There are two reasons for preferring the pooled funding option. First and most important, the alternative, individual target date funds, does not protect workers from timing risk. While target date funds reduce a worker’s exposure to the stock market as they approach their expected date of retirement, they are still likely to have 50 percent or more of their portfolio in the stock market in the last years before they retire.1 This leaves them vulnerable to the sort of market downturn that we saw in both 2000–2002 and 2008–2009, both instances in which the main market indices lost more than half of their value.

Such downturns are presumably rare, but obviously not impossible. One of the biggest benefits that the State of California can provide to its workers through the Secure Choice program is protection against this risk.
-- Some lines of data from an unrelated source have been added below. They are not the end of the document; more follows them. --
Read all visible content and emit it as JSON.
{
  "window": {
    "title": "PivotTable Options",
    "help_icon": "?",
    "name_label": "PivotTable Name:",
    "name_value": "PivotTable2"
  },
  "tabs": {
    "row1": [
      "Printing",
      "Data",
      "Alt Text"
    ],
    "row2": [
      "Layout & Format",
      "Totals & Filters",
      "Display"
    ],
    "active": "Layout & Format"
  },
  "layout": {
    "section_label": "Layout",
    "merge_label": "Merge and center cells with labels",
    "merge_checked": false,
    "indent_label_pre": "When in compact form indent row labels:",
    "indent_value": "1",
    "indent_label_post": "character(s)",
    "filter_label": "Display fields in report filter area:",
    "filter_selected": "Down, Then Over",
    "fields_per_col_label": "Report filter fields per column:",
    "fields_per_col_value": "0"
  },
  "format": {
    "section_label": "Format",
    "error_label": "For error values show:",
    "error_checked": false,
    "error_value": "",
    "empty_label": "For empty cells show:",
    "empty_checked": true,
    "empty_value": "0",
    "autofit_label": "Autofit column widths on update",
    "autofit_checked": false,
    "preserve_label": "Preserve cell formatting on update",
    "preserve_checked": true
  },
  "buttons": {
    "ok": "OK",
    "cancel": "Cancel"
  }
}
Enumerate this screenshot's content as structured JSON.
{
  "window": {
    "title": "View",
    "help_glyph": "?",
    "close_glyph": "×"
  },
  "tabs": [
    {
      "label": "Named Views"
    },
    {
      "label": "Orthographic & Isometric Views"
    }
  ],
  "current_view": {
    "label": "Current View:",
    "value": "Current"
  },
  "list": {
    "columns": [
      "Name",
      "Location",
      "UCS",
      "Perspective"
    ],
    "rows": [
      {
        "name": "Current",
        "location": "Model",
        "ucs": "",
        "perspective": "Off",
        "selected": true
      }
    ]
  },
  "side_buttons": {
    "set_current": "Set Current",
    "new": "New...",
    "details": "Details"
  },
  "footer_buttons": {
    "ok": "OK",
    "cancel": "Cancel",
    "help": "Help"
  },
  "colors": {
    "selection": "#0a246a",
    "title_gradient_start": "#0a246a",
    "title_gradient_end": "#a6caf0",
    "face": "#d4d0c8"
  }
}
For most workers, losing 25 percent of their retirement savings as a result of a market downturn will mean a much less comfortable retirement. Since the pooled funding option provides a mechanism that will remove this risk at no cost to the taxpayers, it seems foolish not to take advantage of this possibility.

The other factor is simply that the pooled funding option will in the long-term allow workers to receive a substantially higher rate of return on their savings. I recognize that the study shows that these higher rates of return only accrue to later cohorts, with the first group of participants roughly breaking even with investments in target date funds, but if a long-term gain can be had at essentially no short-term cost, it seems wasteful to forego the opportunity.2 The study concluded that the pooled investment option would increase workers’ retirement income by 10–20 percent compared with the target date fund option. This means that a worker who puts $2,000 a year into the pooled investment fund would get the same retirement income as a worker who put $2,200 to $2,400 annually into target date funds.

While I recognize the concern that the pooled investment option has some additional complications in management, the issues that arise should pose little difficult for competent actuaries.3 There is also an issue that the pooled investment option may seem more complex to many participants. This is a risk, but surveys have consistently shown that workers are already quite confused about the nature of the investment options facing them. For this reason, it is likely that many will not understand the notion of a “target date fund” either. The issue is not comparing a fully transparent system with one that may seem somewhat opaque; it is comparing two systems, one of which may be marginally more complex than the other.

Even though I view it as important that workers be as well-informed as possible about their retirement system and what is being done with their money, whatever marginal confusion results from the pooled investment option seems a small price to pay for the elimination of timing risk and the increase in returns available to later cohorts of participants. For these reasons, I hope that the Board will recommend the pooled investment option to the legislature.

Sincerely,

Dean Baker
Co-Director

cc: Board members

1 This risk is made greater by the fact that nearly 40 percent of workers retire earlier than planned, which means they may find themselves more exposed to the market than would be desirable at the point of their retirement (See Munnell, A, G Sanzenbacher, and M Rutledge, 2015. “What Causes Workers to Retire Before They Plan.” Boston, MA: Center for Retirement Research at Boston College, http://crr.bc.edu/working-papers/what-causes-workers-to-retire-before-they-plan/).

2 In principle, it would be possible for the State of California to lend money to build up initial reserves in the system, although this may not be feasible for political reasons.

3 I have done analyses that project future stock returns based on the current ratio of prices to trend earnings. These suggest that a properly managed fund should face little risk meetings it return target (Rosnick, D and D Baker, 2012, “Pension Liabilities: Fear Tactics and Serious Policy,” Washington, DC: Center for Economic and Policy Research, available at http://cepr.net/publications/reports/pension-liabilities-fear-tactics-and-serious-policy).